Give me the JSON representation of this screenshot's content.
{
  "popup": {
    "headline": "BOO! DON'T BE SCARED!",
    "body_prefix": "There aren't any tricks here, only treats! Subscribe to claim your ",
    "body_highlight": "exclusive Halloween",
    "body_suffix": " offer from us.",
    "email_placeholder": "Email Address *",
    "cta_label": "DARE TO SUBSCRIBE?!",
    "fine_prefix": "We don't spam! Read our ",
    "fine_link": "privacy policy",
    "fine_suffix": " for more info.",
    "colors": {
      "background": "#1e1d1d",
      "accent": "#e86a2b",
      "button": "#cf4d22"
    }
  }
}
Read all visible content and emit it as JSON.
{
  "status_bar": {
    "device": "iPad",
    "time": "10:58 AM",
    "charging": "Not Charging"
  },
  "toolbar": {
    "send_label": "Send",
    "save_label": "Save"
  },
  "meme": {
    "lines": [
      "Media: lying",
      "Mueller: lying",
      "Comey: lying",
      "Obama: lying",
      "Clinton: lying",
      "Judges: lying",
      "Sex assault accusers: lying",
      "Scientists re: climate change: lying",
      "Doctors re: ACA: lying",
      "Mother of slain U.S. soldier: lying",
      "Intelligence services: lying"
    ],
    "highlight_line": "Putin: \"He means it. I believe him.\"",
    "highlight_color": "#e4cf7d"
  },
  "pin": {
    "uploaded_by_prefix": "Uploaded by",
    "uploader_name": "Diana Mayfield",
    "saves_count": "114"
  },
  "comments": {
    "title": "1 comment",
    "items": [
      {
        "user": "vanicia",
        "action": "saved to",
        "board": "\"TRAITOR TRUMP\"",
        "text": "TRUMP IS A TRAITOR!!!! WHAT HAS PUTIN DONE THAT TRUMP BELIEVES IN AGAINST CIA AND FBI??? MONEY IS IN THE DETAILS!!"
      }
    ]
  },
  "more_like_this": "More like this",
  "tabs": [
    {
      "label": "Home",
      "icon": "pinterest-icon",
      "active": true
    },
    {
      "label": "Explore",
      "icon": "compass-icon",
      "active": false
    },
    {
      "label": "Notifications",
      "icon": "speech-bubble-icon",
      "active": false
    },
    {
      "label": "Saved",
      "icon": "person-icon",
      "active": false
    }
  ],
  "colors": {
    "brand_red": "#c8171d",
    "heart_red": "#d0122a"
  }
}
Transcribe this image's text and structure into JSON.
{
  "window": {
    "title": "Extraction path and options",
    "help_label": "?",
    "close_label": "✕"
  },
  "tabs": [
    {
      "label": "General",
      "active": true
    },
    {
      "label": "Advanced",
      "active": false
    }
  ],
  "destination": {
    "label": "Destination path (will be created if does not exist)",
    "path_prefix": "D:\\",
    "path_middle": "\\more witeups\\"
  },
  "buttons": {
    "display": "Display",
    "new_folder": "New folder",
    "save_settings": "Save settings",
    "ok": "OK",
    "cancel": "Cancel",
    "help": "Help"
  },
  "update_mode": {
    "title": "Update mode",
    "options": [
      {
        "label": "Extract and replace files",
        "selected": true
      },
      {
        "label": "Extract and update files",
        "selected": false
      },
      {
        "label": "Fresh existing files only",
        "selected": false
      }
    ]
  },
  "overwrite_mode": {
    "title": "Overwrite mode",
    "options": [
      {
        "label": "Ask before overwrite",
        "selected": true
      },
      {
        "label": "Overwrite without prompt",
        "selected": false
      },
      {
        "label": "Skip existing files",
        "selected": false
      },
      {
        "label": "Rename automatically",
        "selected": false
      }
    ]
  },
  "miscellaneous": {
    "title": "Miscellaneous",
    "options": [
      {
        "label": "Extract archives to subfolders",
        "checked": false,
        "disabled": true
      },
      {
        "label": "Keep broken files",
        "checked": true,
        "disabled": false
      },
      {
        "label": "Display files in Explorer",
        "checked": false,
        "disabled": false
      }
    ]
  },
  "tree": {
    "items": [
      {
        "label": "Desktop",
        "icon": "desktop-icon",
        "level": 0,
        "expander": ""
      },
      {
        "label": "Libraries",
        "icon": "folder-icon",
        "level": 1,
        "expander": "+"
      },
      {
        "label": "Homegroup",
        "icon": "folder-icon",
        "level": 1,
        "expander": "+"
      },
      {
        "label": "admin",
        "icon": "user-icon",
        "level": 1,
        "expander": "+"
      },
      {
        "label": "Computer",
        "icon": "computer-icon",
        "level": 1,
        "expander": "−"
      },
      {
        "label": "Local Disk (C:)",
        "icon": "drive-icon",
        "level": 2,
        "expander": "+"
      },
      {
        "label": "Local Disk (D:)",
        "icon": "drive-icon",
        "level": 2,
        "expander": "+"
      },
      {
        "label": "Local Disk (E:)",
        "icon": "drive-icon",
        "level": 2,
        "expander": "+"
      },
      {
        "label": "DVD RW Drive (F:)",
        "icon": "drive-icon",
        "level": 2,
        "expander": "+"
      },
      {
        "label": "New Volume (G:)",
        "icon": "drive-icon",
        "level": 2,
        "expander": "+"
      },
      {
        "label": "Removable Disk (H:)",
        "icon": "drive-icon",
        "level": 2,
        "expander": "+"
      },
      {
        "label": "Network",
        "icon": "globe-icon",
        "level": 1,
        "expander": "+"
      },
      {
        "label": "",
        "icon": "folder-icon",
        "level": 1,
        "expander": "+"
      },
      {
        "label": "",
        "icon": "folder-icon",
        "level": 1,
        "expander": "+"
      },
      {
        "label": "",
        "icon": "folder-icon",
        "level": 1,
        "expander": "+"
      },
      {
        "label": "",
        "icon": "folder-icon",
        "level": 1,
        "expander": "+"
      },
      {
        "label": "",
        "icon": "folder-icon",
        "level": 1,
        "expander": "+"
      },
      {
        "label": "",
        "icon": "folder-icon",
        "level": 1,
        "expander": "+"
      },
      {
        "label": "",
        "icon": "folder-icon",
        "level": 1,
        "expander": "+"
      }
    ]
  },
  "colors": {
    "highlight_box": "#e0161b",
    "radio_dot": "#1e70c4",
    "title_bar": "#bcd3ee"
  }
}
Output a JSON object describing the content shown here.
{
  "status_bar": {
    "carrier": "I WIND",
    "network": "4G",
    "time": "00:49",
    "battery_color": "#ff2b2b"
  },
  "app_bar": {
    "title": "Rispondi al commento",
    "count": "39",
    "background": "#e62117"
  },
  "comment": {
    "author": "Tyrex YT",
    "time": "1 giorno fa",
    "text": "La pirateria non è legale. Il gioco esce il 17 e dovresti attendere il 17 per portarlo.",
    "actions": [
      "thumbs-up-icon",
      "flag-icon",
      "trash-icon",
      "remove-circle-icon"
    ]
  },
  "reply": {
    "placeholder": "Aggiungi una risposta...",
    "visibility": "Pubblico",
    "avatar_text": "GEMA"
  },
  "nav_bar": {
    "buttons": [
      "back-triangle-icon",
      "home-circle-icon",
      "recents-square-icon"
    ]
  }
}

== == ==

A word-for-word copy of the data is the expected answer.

#### Exercise result:
Give me the JSON representation of this screenshot's content.
{
  "popup": {
    "headline": "BOO! DON'T BE SCARED!",
    "body_prefix": "There aren't any tricks here, only treats! Subscribe to claim your ",
    "body_highlight": "exclusive Halloween",
    "body_suffix": " offer from us.",
    "email_placeholder": "Email Address *",
    "cta_label": "DARE TO SUBSCRIBE?!",
    "fine_prefix": "We don't spam! Read our ",
    "fine_link": "privacy policy",
    "fine_suffix": " for more info.",
    "colors": {
      "background": "#1e1d1d",
      "accent": "#e86a2b",
      "button": "#cf4d22"
    }
  }
}
Read all visible content and emit it as JSON.
{
  "status_bar": {
    "device": "iPad",
    "time": "10:58 AM",
    "charging": "Not Charging"
  },
  "toolbar": {
    "send_label": "Send",
    "save_label": "Save"
  },
  "meme": {
    "lines": [
      "Media: lying",
      "Mueller: lying",
      "Comey: lying",
      "Obama: lying",
      "Clinton: lying",
      "Judges: lying",
      "Sex assault accusers: lying",
      "Scientists re: climate change: lying",
      "Doctors re: ACA: lying",
      "Mother of slain U.S. soldier: lying",
      "Intelligence services: lying"
    ],
    "highlight_line": "Putin: \"He means it. I believe him.\"",
    "highlight_color": "#e4cf7d"
  },
  "pin": {
    "uploaded_by_prefix": "Uploaded by",
    "uploader_name": "Diana Mayfield",
    "saves_count": "114"
  },
  "comments": {
    "title": "1 comment",
    "items": [
      {
        "user": "vanicia",
        "action": "saved to",
        "board": "\"TRAITOR TRUMP\"",
        "text": "TRUMP IS A TRAITOR!!!! WHAT HAS PUTIN DONE THAT TRUMP BELIEVES IN AGAINST CIA AND FBI??? MONEY IS IN THE DETAILS!!"
      }
    ]
  },
  "more_like_this": "More like this",
  "tabs": [
    {
      "label": "Home",
      "icon": "pinterest-icon",
      "active": true
    },
    {
      "label": "Explore",
      "icon": "compass-icon",
      "active": false
    },
    {
      "label": "Notifications",
      "icon": "speech-bubble-icon",
      "active": false
    },
    {
      "label": "Saved",
      "icon": "person-icon",
      "active": false
    }
  ],
  "colors": {
    "brand_red": "#c8171d",
    "heart_red": "#d0122a"
  }
}
Transcribe this image's text and structure into JSON.
{
  "window": {
    "title": "Extraction path and options",
    "help_label": "?",
    "close_label": "✕"
  },
  "tabs": [
    {
      "label": "General",
      "active": true
    },
    {
      "label": "Advanced",
      "active": false
    }
  ],
  "destination": {
    "label": "Destination path (will be created if does not exist)",
    "path_prefix": "D:\\",
    "path_middle": "\\more witeups\\"
  },
  "buttons": {
    "display": "Display",
    "new_folder": "New folder",
    "save_settings": "Save settings",
    "ok": "OK",
    "cancel": "Cancel",
    "help": "Help"
  },
  "update_mode": {
    "title": "Update mode",
    "options": [
      {
        "label": "Extract and replace files",
        "selected": true
      },
      {
        "label": "Extract and update files",
        "selected": false
      },
      {
        "label": "Fresh existing files only",
        "selected": false
      }
    ]
  },
  "overwrite_mode": {
    "title": "Overwrite mode",
    "options": [
      {
        "label": "Ask before overwrite",
        "selected": true
      },
      {
        "label": "Overwrite without prompt",
        "selected": false
      },
      {
        "label": "Skip existing files",
        "selected": false
      },
      {
        "label": "Rename automatically",
        "selected": false
      }
    ]
  },
  "miscellaneous": {
    "title": "Miscellaneous",
    "options": [
      {
        "label": "Extract archives to subfolders",
        "checked": false,
        "disabled": true
      },
      {
        "label": "Keep broken files",
        "checked": true,
        "disabled": false
      },
      {
        "label": "Display files in Explorer",
        "checked": false,
        "disabled": false
      }
    ]
  },
  "tree": {
    "items": [
      {
        "label": "Desktop",
        "icon": "desktop-icon",
        "level": 0,
        "expander": ""
      },
      {
        "label": "Libraries",
        "icon": "folder-icon",
        "level": 1,
        "expander": "+"
      },
      {
        "label": "Homegroup",
        "icon": "folder-icon",
        "level": 1,
        "expander": "+"
      },
      {
        "label": "admin",
        "icon": "user-icon",
        "level": 1,
        "expander": "+"
      },
      {
        "label": "Computer",
        "icon": "computer-icon",
        "level": 1,
        "expander": "−"
      },
      {
        "label": "Local Disk (C:)",
        "icon": "drive-icon",
        "level": 2,
        "expander": "+"
      },
      {
        "label": "Local Disk (D:)",
        "icon": "drive-icon",
        "level": 2,
        "expander": "+"
      },
      {
        "label": "Local Disk (E:)",
        "icon": "drive-icon",
        "level": 2,
        "expander": "+"
      },
      {
        "label": "DVD RW Drive (F:)",
        "icon": "drive-icon",
        "level": 2,
        "expander": "+"
      },
      {
        "label": "New Volume (G:)",
        "icon": "drive-icon",
        "level": 2,
        "expander": "+"
      },
      {
        "label": "Removable Disk (H:)",
        "icon": "drive-icon",
        "level": 2,
        "expander": "+"
      },
      {
        "label": "Network",
        "icon": "globe-icon",
        "level": 1,
        "expander": "+"
      },
      {
        "label": "",
        "icon": "folder-icon",
        "level": 1,
        "expander": "+"
      },
      {
        "label": "",
        "icon": "folder-icon",
        "level": 1,
        "expander": "+"
      },
      {
        "label": "",
        "icon": "folder-icon",
        "level": 1,
        "expander": "+"
      },
      {
        "label": "",
        "icon": "folder-icon",
        "level": 1,
        "expander": "+"
      },
      {
        "label": "",
        "icon": "folder-icon",
        "level": 1,
        "expander": "+"
      },
      {
        "label": "",
        "icon": "folder-icon",
        "level": 1,
        "expander": "+"
      },
      {
        "label": "",
        "icon": "folder-icon",
        "level": 1,
        "expander": "+"
      }
    ]
  },
  "colors": {
    "highlight_box": "#e0161b",
    "radio_dot": "#1e70c4",
    "title_bar": "#bcd3ee"
  }
}
Output a JSON object describing the content shown here.
{
  "status_bar": {
    "carrier": "I WIND",
    "network": "4G",
    "time": "00:49",
    "battery_color": "#ff2b2b"
  },
  "app_bar": {
    "title": "Rispondi al commento",
    "count": "39",
    "background": "#e62117"
  },
  "comment": {
    "author": "Tyrex YT",
    "time": "1 giorno fa",
    "text": "La pirateria non è legale. Il gioco esce il 17 e dovresti attendere il 17 per portarlo.",
    "actions": [
      "thumbs-up-icon",
      "flag-icon",
      "trash-icon",
      "remove-circle-icon"
    ]
  },
  "reply": {
    "placeholder": "Aggiungi una risposta...",
    "visibility": "Pubblico",
    "avatar_text": "GEMA"
  },
  "nav_bar": {
    "buttons": [
      "back-triangle-icon",
      "home-circle-icon",
      "recents-square-icon"
    ]
  }
}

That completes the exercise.